The Aggravating and Mitigating Circumstances Surrounding Application of the Death Penalty
Florida is still one of several states in the United States which currently permits the use of the death penalty. With such high-profile homicide cases such as the Jodi Arias case and Dzhokhar Tsarnaev (also known as the Boston Marathon Bomber), the death penalty is discussed and evaluated by juries to determine whether or not the criminal defendant who is found guilty of committed capital felonies should be sentenced to death.
Capital Felonies and The Death Penalty
There are many procedural steps that must be taken before a criminal defendant, who has been convicted of a crime, will get anywhere near a lethal injection or an electric chair. Nothing about capital felonies occurs overnight, as there are procedural due process rights that must be considered for a criminal defendant convicted of capital felony. The one thing to note is that juries serve an extremely important service, especially when it comes to the determination of whether capital punishment should apply or not. This is because criminal defendants who are convicted of capital felonies do not automatically receive the death penalty.
The Penalty Phase
There is a second phase of trial, known as the penalty phase, where after a jury has convicted a criminal defendant of a capital felony, the prosecution and defense are return in front of the courtroom to argue the type of sentence that should be applied to the now-convicted criminal defendant. It is up to the jury to weigh the arguments in their entirety and make the ultimate decision whether the criminal defendant’s actions were so heinous, and they were committed with such malice and intent, that the death penalty is the only worthy punishment for the defendant’s actions.

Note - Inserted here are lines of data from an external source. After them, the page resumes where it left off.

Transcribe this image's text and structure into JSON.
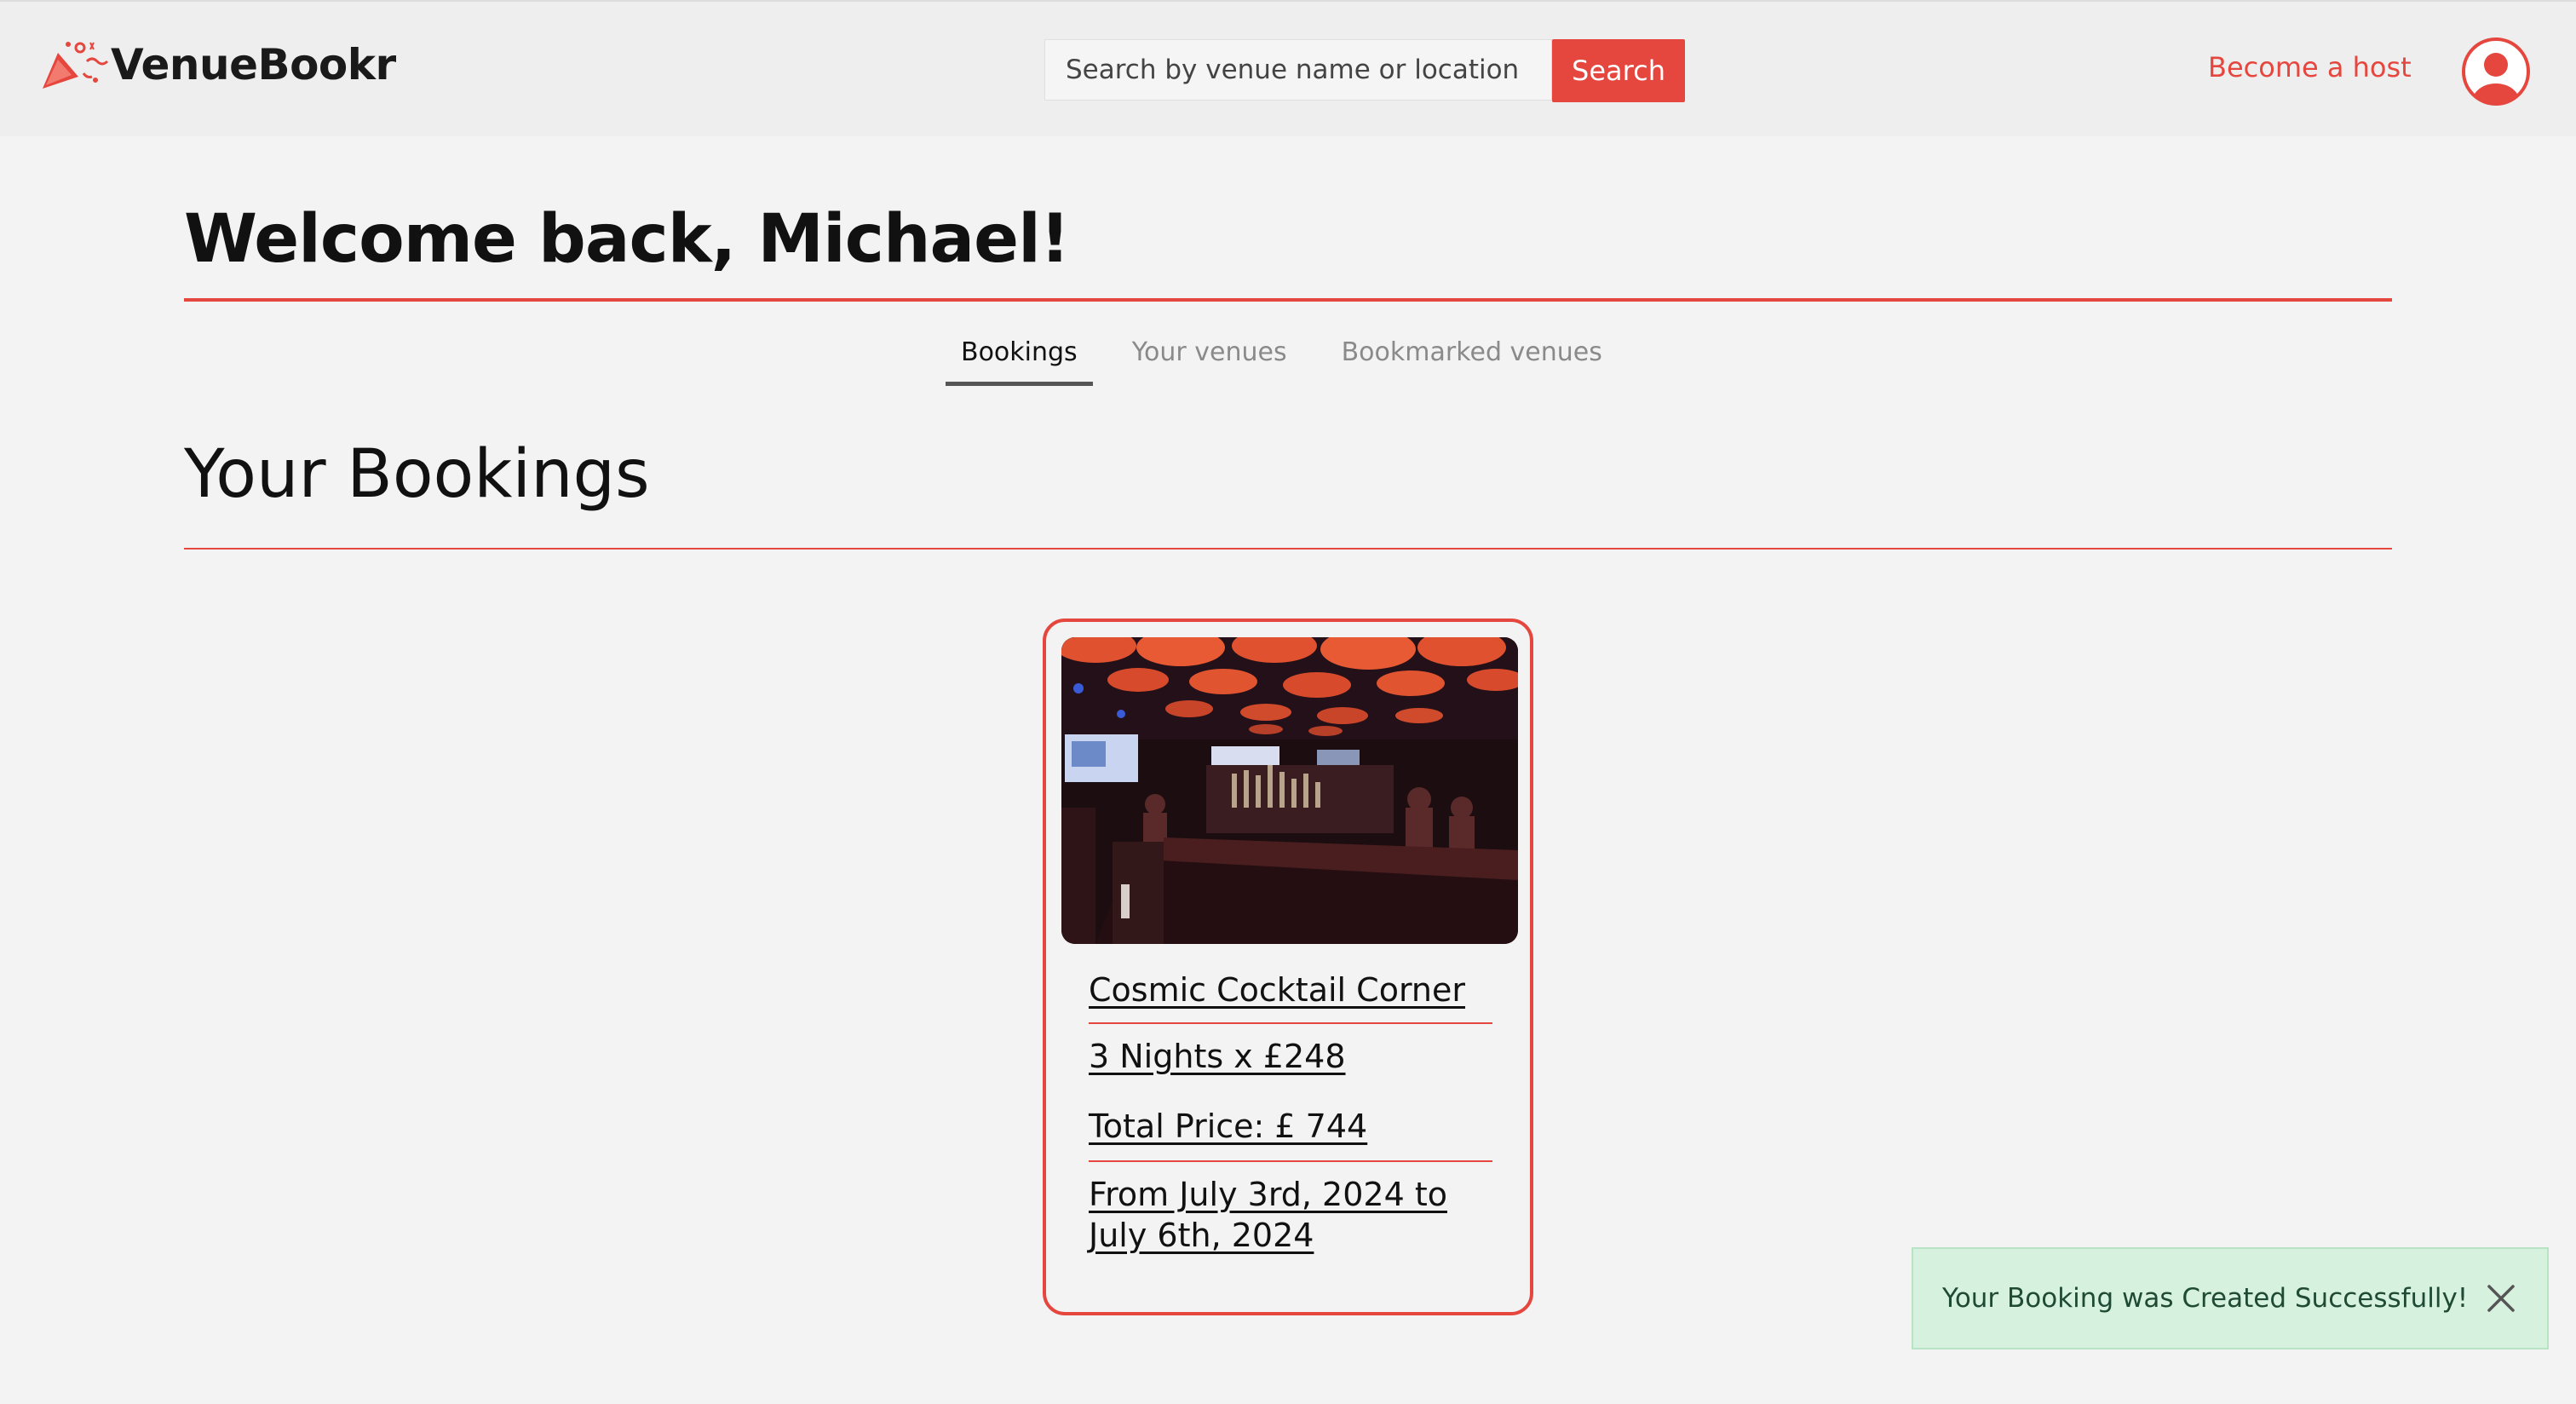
{
  "header": {
    "logo_text": "VenueBookr",
    "search_placeholder": "Search by venue name or location",
    "search_button": "Search",
    "become_host": "Become a host"
  },
  "welcome": "Welcome back, Michael!",
  "tabs": [
    {
      "label": "Bookings",
      "active": true
    },
    {
      "label": "Your venues",
      "active": false
    },
    {
      "label": "Bookmarked venues",
      "active": false
    }
  ],
  "section_title": "Your Bookings",
  "booking": {
    "venue_name": "Cosmic Cocktail Corner",
    "nights_line": "3 Nights x £248",
    "total_line": "Total Price: £ 744",
    "dates_line1": "From July 3rd, 2024 to",
    "dates_line2": "July 6th, 2024"
  },
  "toast": {
    "message": "Your Booking was Created Successfully!"
  },
  "colors": {
    "accent": "#e5463d",
    "toast_bg": "#d6f2df",
    "toast_text": "#1f4a33",
    "page_bg": "#f3f3f3"
  },
  "icons": {
    "logo": "party-popper-icon",
    "avatar": "user-circle-icon",
    "close": "close-icon"
  }
}
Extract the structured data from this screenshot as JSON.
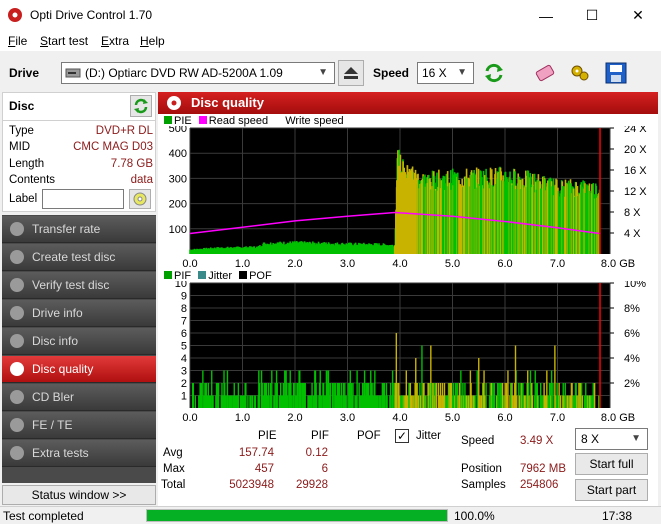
{
  "window": {
    "title": "Opti Drive Control 1.70",
    "minimize": "—",
    "maximize": "☐",
    "close": "✕"
  },
  "menu": [
    "File",
    "Start test",
    "Extra",
    "Help"
  ],
  "drive": {
    "label": "Drive",
    "selected": "(D:)   Optiarc DVD RW AD-5200A 1.09",
    "speed_label": "Speed",
    "speed_selected": "16 X"
  },
  "disc": {
    "header": "Disc",
    "type_label": "Type",
    "type_value": "DVD+R DL",
    "mid_label": "MID",
    "mid_value": "CMC MAG D03",
    "length_label": "Length",
    "length_value": "7.78 GB",
    "contents_label": "Contents",
    "contents_value": "data",
    "label_label": "Label",
    "label_value": ""
  },
  "nav": [
    {
      "label": "Transfer rate",
      "active": false
    },
    {
      "label": "Create test disc",
      "active": false
    },
    {
      "label": "Verify test disc",
      "active": false
    },
    {
      "label": "Drive info",
      "active": false
    },
    {
      "label": "Disc info",
      "active": false
    },
    {
      "label": "Disc quality",
      "active": true
    },
    {
      "label": "CD Bler",
      "active": false
    },
    {
      "label": "FE / TE",
      "active": false
    },
    {
      "label": "Extra tests",
      "active": false
    }
  ],
  "status_window_button": "Status window >>",
  "panel_title": "Disc quality",
  "chart_data": [
    {
      "type": "area",
      "legend": [
        "PIE",
        "Read speed",
        "Write speed"
      ],
      "colors": {
        "pie": "#00c000",
        "read": "#ff00ff",
        "overlay": "#c8b400",
        "grid": "#1a1a1a",
        "marker": "#ff0000"
      },
      "x_ticks": [
        "0.0",
        "1.0",
        "2.0",
        "3.0",
        "4.0",
        "5.0",
        "6.0",
        "7.0",
        "8.0 GB"
      ],
      "y_left_ticks": [
        "500",
        "400",
        "300",
        "200",
        "100"
      ],
      "y_right_ticks": [
        "24 X",
        "20 X",
        "16 X",
        "12 X",
        "8 X",
        "4 X"
      ],
      "ylim": [
        0,
        500
      ],
      "xlim": [
        0,
        8.0
      ],
      "layer_break_gb": 3.9,
      "pie_envelope": [
        [
          0.0,
          20
        ],
        [
          0.5,
          28
        ],
        [
          1.3,
          32
        ],
        [
          1.4,
          48
        ],
        [
          2.0,
          52
        ],
        [
          3.0,
          46
        ],
        [
          3.6,
          44
        ],
        [
          3.9,
          40
        ],
        [
          3.95,
          430
        ],
        [
          4.1,
          360
        ],
        [
          4.5,
          330
        ],
        [
          5.0,
          340
        ],
        [
          5.5,
          345
        ],
        [
          6.0,
          350
        ],
        [
          6.5,
          330
        ],
        [
          7.0,
          300
        ],
        [
          7.5,
          300
        ],
        [
          7.8,
          290
        ]
      ],
      "read_speed_x": [
        [
          0.0,
          3.9
        ],
        [
          1.0,
          5.1
        ],
        [
          2.0,
          6.3
        ],
        [
          3.0,
          7.2
        ],
        [
          3.9,
          7.9
        ],
        [
          5.0,
          7.2
        ],
        [
          6.0,
          6.2
        ],
        [
          7.0,
          5.0
        ],
        [
          7.8,
          3.9
        ]
      ]
    },
    {
      "type": "bar",
      "legend": [
        "PIF",
        "Jitter",
        "POF"
      ],
      "colors": {
        "pif": "#00c000",
        "overlay": "#c8b400",
        "grid": "#1a1a1a",
        "marker": "#ff0000"
      },
      "x_ticks": [
        "0.0",
        "1.0",
        "2.0",
        "3.0",
        "4.0",
        "5.0",
        "6.0",
        "7.0",
        "8.0 GB"
      ],
      "y_left_ticks": [
        "10",
        "9",
        "8",
        "7",
        "6",
        "5",
        "4",
        "3",
        "2",
        "1"
      ],
      "y_right_ticks": [
        "10%",
        "8%",
        "6%",
        "4%",
        "2%"
      ],
      "ylim": [
        0,
        10
      ],
      "xlim": [
        0,
        8.0
      ],
      "typical_pif": 2
    }
  ],
  "stats": {
    "col_pie": "PIE",
    "col_pif": "PIF",
    "col_pof": "POF",
    "jitter_label": "Jitter",
    "jitter_checked": true,
    "avg_label": "Avg",
    "avg_pie": "157.74",
    "avg_pif": "0.12",
    "max_label": "Max",
    "max_pie": "457",
    "max_pif": "6",
    "total_label": "Total",
    "total_pie": "5023948",
    "total_pif": "29928",
    "speed_label": "Speed",
    "speed_value": "3.49 X",
    "position_label": "Position",
    "position_value": "7962 MB",
    "samples_label": "Samples",
    "samples_value": "254806",
    "speed_select": "8 X",
    "start_full": "Start full",
    "start_part": "Start part"
  },
  "statusbar": {
    "text": "Test completed",
    "progress": 1.0,
    "progress_text": "100.0%",
    "time": "17:38"
  }
}
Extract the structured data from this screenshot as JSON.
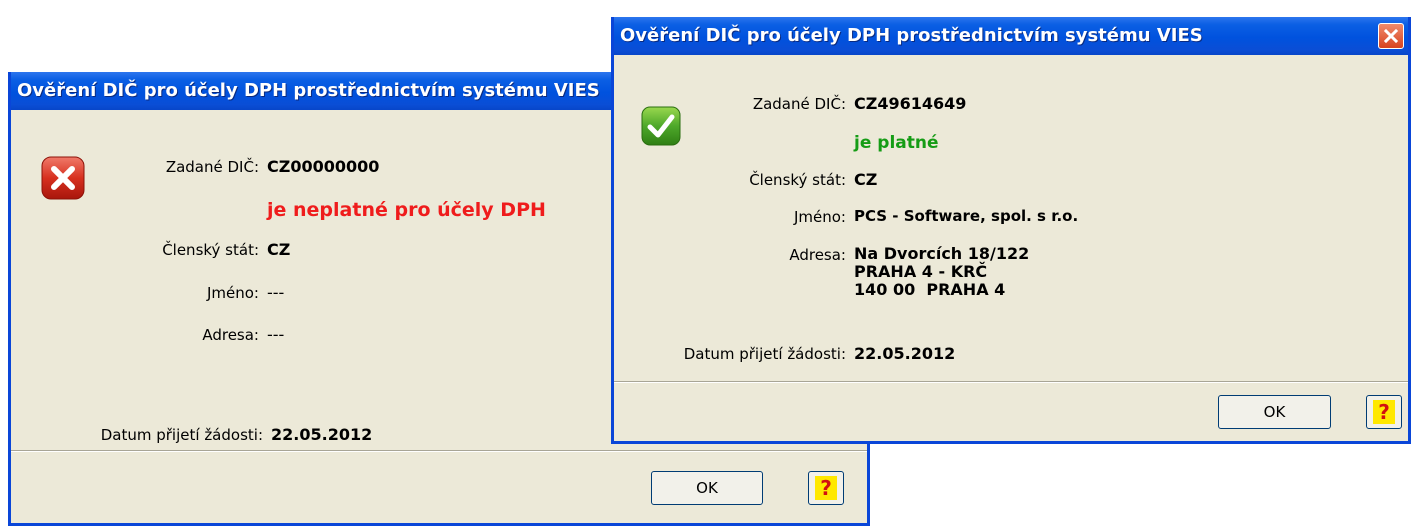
{
  "invalid_dialog": {
    "title": "Ověření DIČ pro účely DPH prostřednictvím systému VIES",
    "icon": "error-x-icon",
    "vat_label": "Zadané DIČ:",
    "vat_value": "CZ00000000",
    "status": "je neplatné pro účely DPH",
    "status_color": "#ef1c1c",
    "country_label": "Členský stát:",
    "country_value": "CZ",
    "name_label": "Jméno:",
    "name_value": "---",
    "address_label": "Adresa:",
    "address_value": "---",
    "date_label": "Datum přijetí žádosti:",
    "date_value": "22.05.2012",
    "ok_label": "OK",
    "help_label": "?"
  },
  "valid_dialog": {
    "title": "Ověření DIČ pro účely DPH prostřednictvím systému VIES",
    "icon": "success-check-icon",
    "vat_label": "Zadané DIČ:",
    "vat_value": "CZ49614649",
    "status": "je platné",
    "status_color": "#159c15",
    "country_label": "Členský stát:",
    "country_value": "CZ",
    "name_label": "Jméno:",
    "name_value": "PCS - Software, spol. s r.o.",
    "address_label": "Adresa:",
    "address_lines": [
      "Na Dvorcích 18/122",
      "PRAHA 4 - KRČ",
      "140 00  PRAHA 4"
    ],
    "date_label": "Datum přijetí žádosti:",
    "date_value": "22.05.2012",
    "ok_label": "OK",
    "help_label": "?"
  },
  "colors": {
    "titlebar": "#0052de",
    "dialog_bg": "#ece9d8",
    "border": "#0a46d8"
  }
}
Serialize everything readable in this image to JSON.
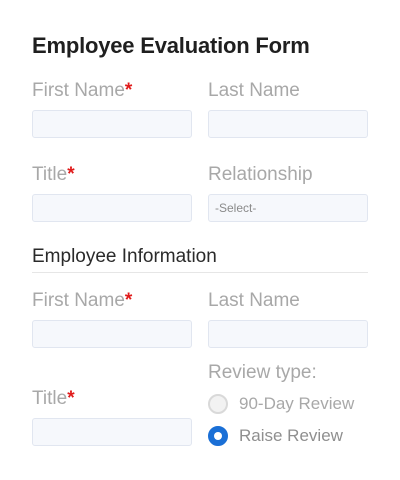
{
  "form": {
    "title": "Employee Evaluation Form",
    "required_marker": "*",
    "evaluator": {
      "first_name": {
        "label": "First Name",
        "required": true,
        "value": ""
      },
      "last_name": {
        "label": "Last Name",
        "required": false,
        "value": ""
      },
      "title": {
        "label": "Title",
        "required": true,
        "value": ""
      },
      "relationship": {
        "label": "Relationship",
        "selected": "-Select-"
      }
    },
    "employee_section": {
      "heading": "Employee Information",
      "first_name": {
        "label": "First Name",
        "required": true,
        "value": ""
      },
      "last_name": {
        "label": "Last Name",
        "required": false,
        "value": ""
      },
      "title": {
        "label": "Title",
        "required": true,
        "value": ""
      },
      "review_type": {
        "label": "Review type:",
        "options": [
          {
            "label": "90-Day Review",
            "checked": false
          },
          {
            "label": "Raise Review",
            "checked": true
          }
        ]
      }
    }
  },
  "colors": {
    "required": "#e01b1b",
    "accent": "#1a6fd6",
    "label": "#a8a8a8",
    "input_background": "#f6f8fc",
    "input_border": "#e1e6f0"
  }
}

Difference between The Trial Phase and The Penalty Phase
This phase of trial is different than the initial criminal proceedings that the public knows. This phase of trial looks not at the guilt of the criminal defendant (which has already been determined in the first phase), but assesses the background history, personality traits, and the actions and intent of the criminal defendant during the commission of the capital felony to see whether this person truly deserves to be put to death.
Distinction Between the Aggravating Circumstances and Mitigating Circumstances
Though each jurisdiction has different rules of procedure and evidence with regards to the penalty phase, generally the prosecution and defense are given an opportunity to put forth evidence that either shows aggravating or mitigating circumstances surrounding the defendant and his commission of the capital felony. Aggravating circumstances are those that provide reasoning in promotion of the death penalty being the correct penalty of the criminal defendant. Mitigating circumstances are those that help provide reasoning why the death penalty is not deserved.
Evidence of Aggravating Circumstances
Evidence of aggravating circumstances shows that the defendant acted in a manner that was more violent or gruesome than necessary. For example in Jodi Arias’s crime, one of the aggravating factors in her case to show the death penalty is deserving is the heinous manner in which she committed the murder of her boyfriend. In the Medical Examiner’s report, it was determined that Arias stabbed Travis Alexander 27 to 29 times, she slit his throat, and shot him in the head. This type of gruesomeness would be put forth as an aggravating circumstance showing the brutality of Jodi Arias’s nature and how deserving a death penalty sentence might be.
Evidence of Mitigating Circumstances
On the other hand, the defense attorney’s role in the penalty phase is to show mitigating circumstances, which might help show the criminal defendant in a better light. For example, showing that the criminal defendant was the subject of significant domestic abuse might help to frame his/her actions in a way that shows that he/she had been a victim for so many years and possibly cracked from the abuse. In the case of the Boston Marathon Bomber, one of the mitigating factors that the defense will probably use is the influence that his ideologue, older brother Tamerlan Tsarnaev, had on Dzhokhar Tsarnaev.
The Checks and Balances of the Penalty Phase
Overall, aggravating and mitigating circumstances are part of the checks and balances process whereby the jury gets a fuller picture, beyond just the commission of the crime, of the person that they are considering for the death penalty. The hope is that by receiving a comprehensive picture, juries will only call for the death penalty when it aptly applies.
Experienced Criminal Defense Attorney in Fort Lauderdale
Capital felonies in Florida come with significant penalties attached, the worst being the death penalty. If you have been accused of committing a capital felony, it is important that you speak with an experienced criminal defense attorney like Kevin J. Kulik. Contact Kevin J. Kulik today for a free and confidential consultation in the Fort Lauderdale area.